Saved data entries
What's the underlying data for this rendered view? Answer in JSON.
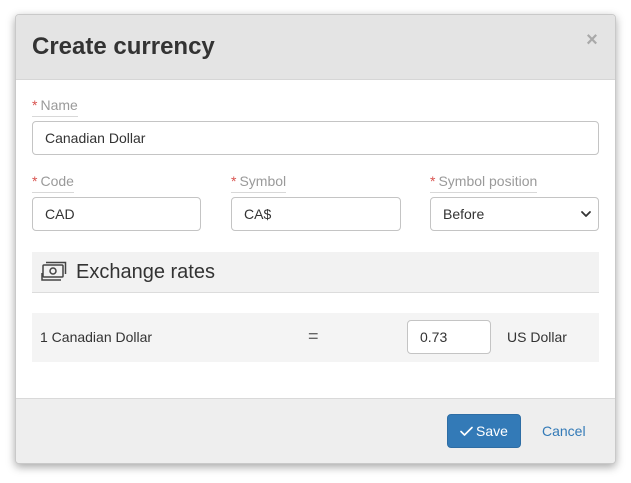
{
  "modal": {
    "title": "Create currency",
    "close_glyph": "×"
  },
  "form": {
    "name": {
      "label": "Name",
      "required_mark": "*",
      "value": "Canadian Dollar"
    },
    "code": {
      "label": "Code",
      "required_mark": "*",
      "value": "CAD"
    },
    "symbol": {
      "label": "Symbol",
      "required_mark": "*",
      "value": "CA$"
    },
    "symbol_position": {
      "label": "Symbol position",
      "required_mark": "*",
      "selected": "Before"
    }
  },
  "exchange_rates": {
    "section_title": "Exchange rates",
    "icon": "money-bill-icon",
    "rows": [
      {
        "from_text": "1 Canadian Dollar",
        "equals": "=",
        "rate": "0.73",
        "to_currency": "US Dollar"
      }
    ]
  },
  "footer": {
    "save_label": "Save",
    "cancel_label": "Cancel"
  },
  "colors": {
    "primary": "#337ab7",
    "required": "#d9534f",
    "header_bg": "#e4e4e4",
    "footer_bg": "#eeeeee"
  }
}
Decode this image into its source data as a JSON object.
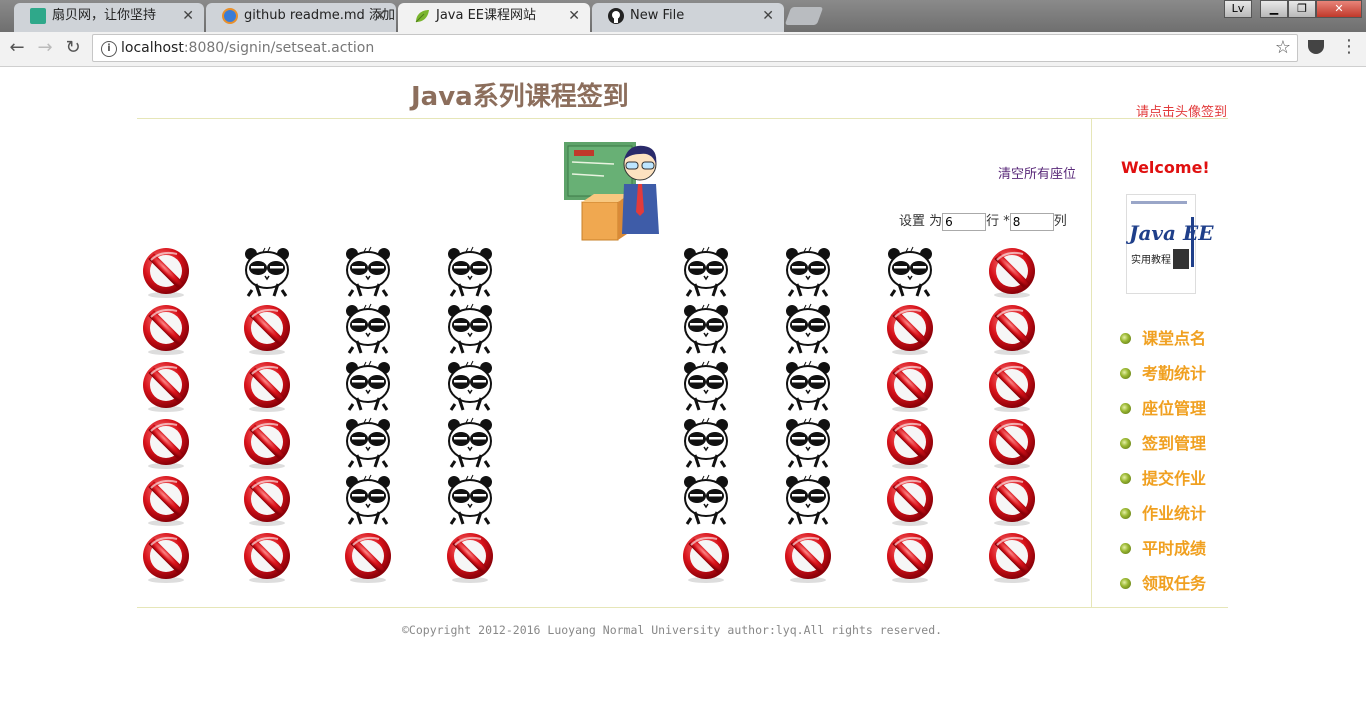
{
  "browser": {
    "tabs": [
      {
        "title": "扇贝网，让你坚持",
        "active": false
      },
      {
        "title": "github readme.md 添加",
        "active": false
      },
      {
        "title": "Java EE课程网站",
        "active": true
      },
      {
        "title": "New File",
        "active": false
      }
    ],
    "profile_label": "Lv",
    "url_host": "localhost",
    "url_path": ":8080/signin/setseat.action"
  },
  "page": {
    "title": "Java系列课程签到",
    "signin_hint": "请点击头像签到",
    "clear_seats": "清空所有座位",
    "set_label": "设置 为",
    "rows_value": "6",
    "rows_unit": "行 *",
    "cols_value": "8",
    "cols_unit": "列",
    "seats": [
      [
        "blocked",
        "panda",
        "panda",
        "panda",
        "panda",
        "panda",
        "panda",
        "blocked"
      ],
      [
        "blocked",
        "blocked",
        "panda",
        "panda",
        "panda",
        "panda",
        "blocked",
        "blocked"
      ],
      [
        "blocked",
        "blocked",
        "panda",
        "panda",
        "panda",
        "panda",
        "blocked",
        "blocked"
      ],
      [
        "blocked",
        "blocked",
        "panda",
        "panda",
        "panda",
        "panda",
        "blocked",
        "blocked"
      ],
      [
        "blocked",
        "blocked",
        "panda",
        "panda",
        "panda",
        "panda",
        "blocked",
        "blocked"
      ],
      [
        "blocked",
        "blocked",
        "blocked",
        "blocked",
        "blocked",
        "blocked",
        "blocked",
        "blocked"
      ]
    ]
  },
  "sidebar": {
    "welcome": "Welcome!",
    "book_title": "Java EE",
    "book_subtitle": "实用教程",
    "menu": [
      {
        "label": "课堂点名"
      },
      {
        "label": "考勤统计"
      },
      {
        "label": "座位管理"
      },
      {
        "label": "签到管理"
      },
      {
        "label": "提交作业"
      },
      {
        "label": "作业统计"
      },
      {
        "label": "平时成绩"
      },
      {
        "label": "领取任务"
      }
    ]
  },
  "footer": {
    "copyright": "©Copyright 2012-2016 Luoyang Normal University author:lyq.All rights reserved."
  }
}
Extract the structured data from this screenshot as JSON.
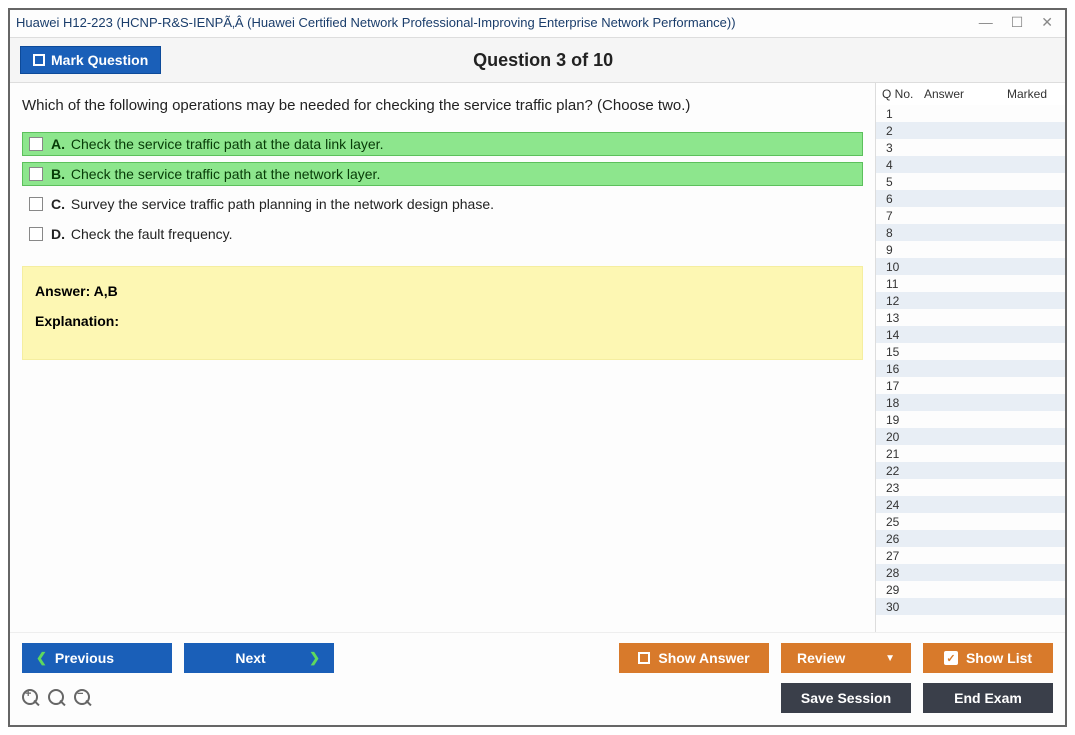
{
  "window": {
    "title": "Huawei H12-223 (HCNP-R&S-IENPÃ‚Â (Huawei Certified Network Professional-Improving Enterprise Network Performance))"
  },
  "header": {
    "mark_label": "Mark Question",
    "indicator": "Question 3 of 10"
  },
  "question": {
    "text": "Which of the following operations may be needed for checking the service traffic plan? (Choose two.)",
    "options": [
      {
        "letter": "A.",
        "text": "Check the service traffic path at the data link layer.",
        "correct": true
      },
      {
        "letter": "B.",
        "text": "Check the service traffic path at the network layer.",
        "correct": true
      },
      {
        "letter": "C.",
        "text": "Survey the service traffic path planning in the network design phase.",
        "correct": false
      },
      {
        "letter": "D.",
        "text": "Check the fault frequency.",
        "correct": false
      }
    ],
    "answer_line": "Answer: A,B",
    "explanation_label": "Explanation:"
  },
  "sidebar": {
    "headers": {
      "c1": "Q No.",
      "c2": "Answer",
      "c3": "Marked"
    },
    "rows": 30
  },
  "footer": {
    "previous": "Previous",
    "next": "Next",
    "show_answer": "Show Answer",
    "review": "Review",
    "show_list": "Show List",
    "save_session": "Save Session",
    "end_exam": "End Exam"
  }
}
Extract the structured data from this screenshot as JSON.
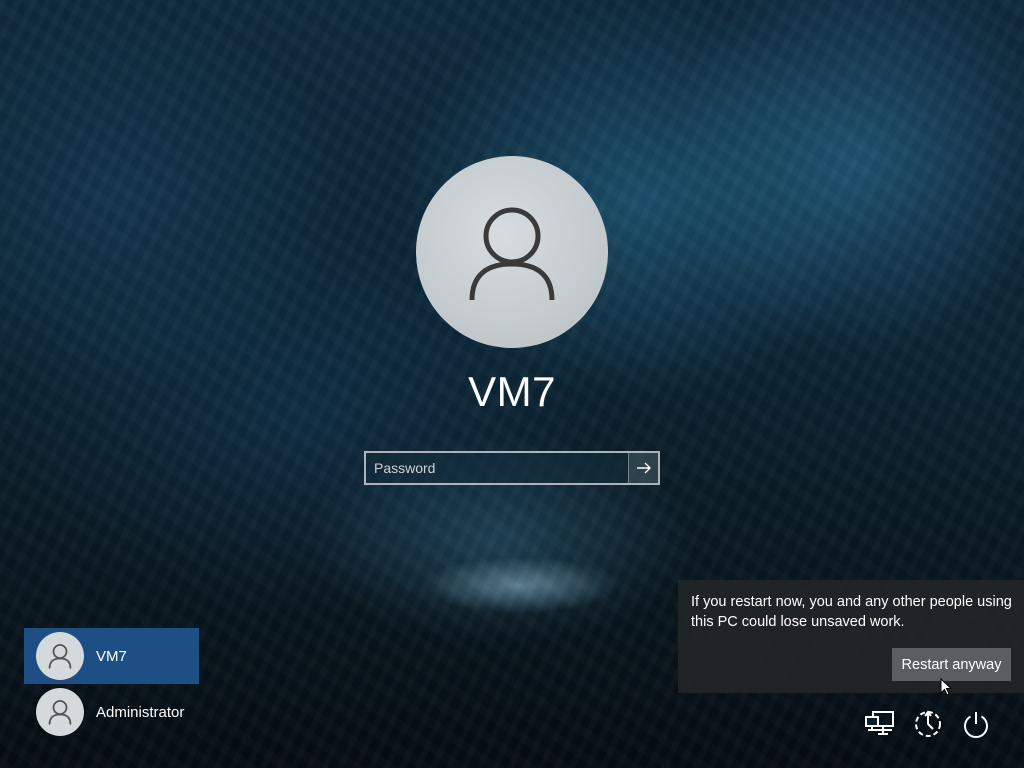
{
  "login": {
    "username": "VM7",
    "password_placeholder": "Password",
    "submit_icon": "arrow-right-icon"
  },
  "user_list": [
    {
      "name": "VM7",
      "selected": true
    },
    {
      "name": "Administrator",
      "selected": false
    }
  ],
  "restart_flyout": {
    "message": "If you restart now, you and any other people using this PC could lose unsaved work.",
    "button_label": "Restart anyway"
  },
  "corner_icons": [
    "network-icon",
    "ease-of-access-icon",
    "power-icon"
  ],
  "colors": {
    "selected_user_bg": "#1d4f85",
    "flyout_bg": "#202428",
    "button_bg": "#5a5e62"
  }
}
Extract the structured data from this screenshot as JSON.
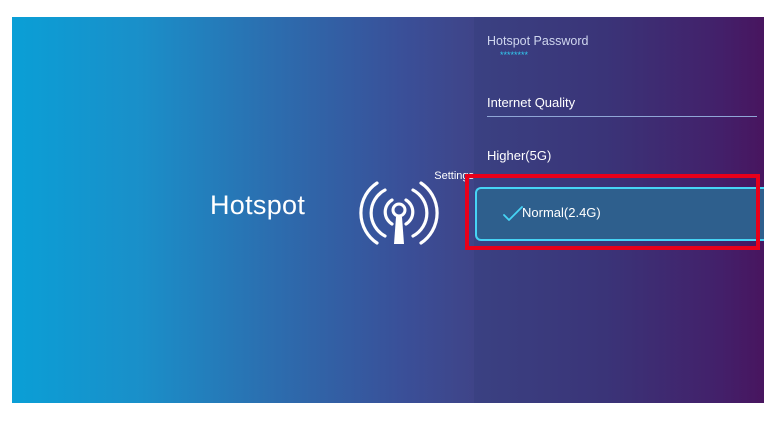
{
  "header": {
    "section": "Settings",
    "title": "Hotspot",
    "icon": "wifi-antenna-icon"
  },
  "hotspot_password": {
    "label": "Hotspot Password",
    "value": "********"
  },
  "internet_quality": {
    "label": "Internet Quality",
    "options": [
      {
        "label": "Higher(5G)",
        "selected": false
      },
      {
        "label": "Normal(2.4G)",
        "selected": true
      }
    ]
  },
  "colors": {
    "accent": "#46d4f5",
    "highlight_frame": "#e8001a",
    "selected_fill": "#2e5f8d"
  }
}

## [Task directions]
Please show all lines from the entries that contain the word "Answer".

## [Output below]
What's the underlying data for this rendered view? Answer in JSON.
    "answer_line": "Answer: A,B",
      "c2": "Answer",
    "show_answer": "Show Answer",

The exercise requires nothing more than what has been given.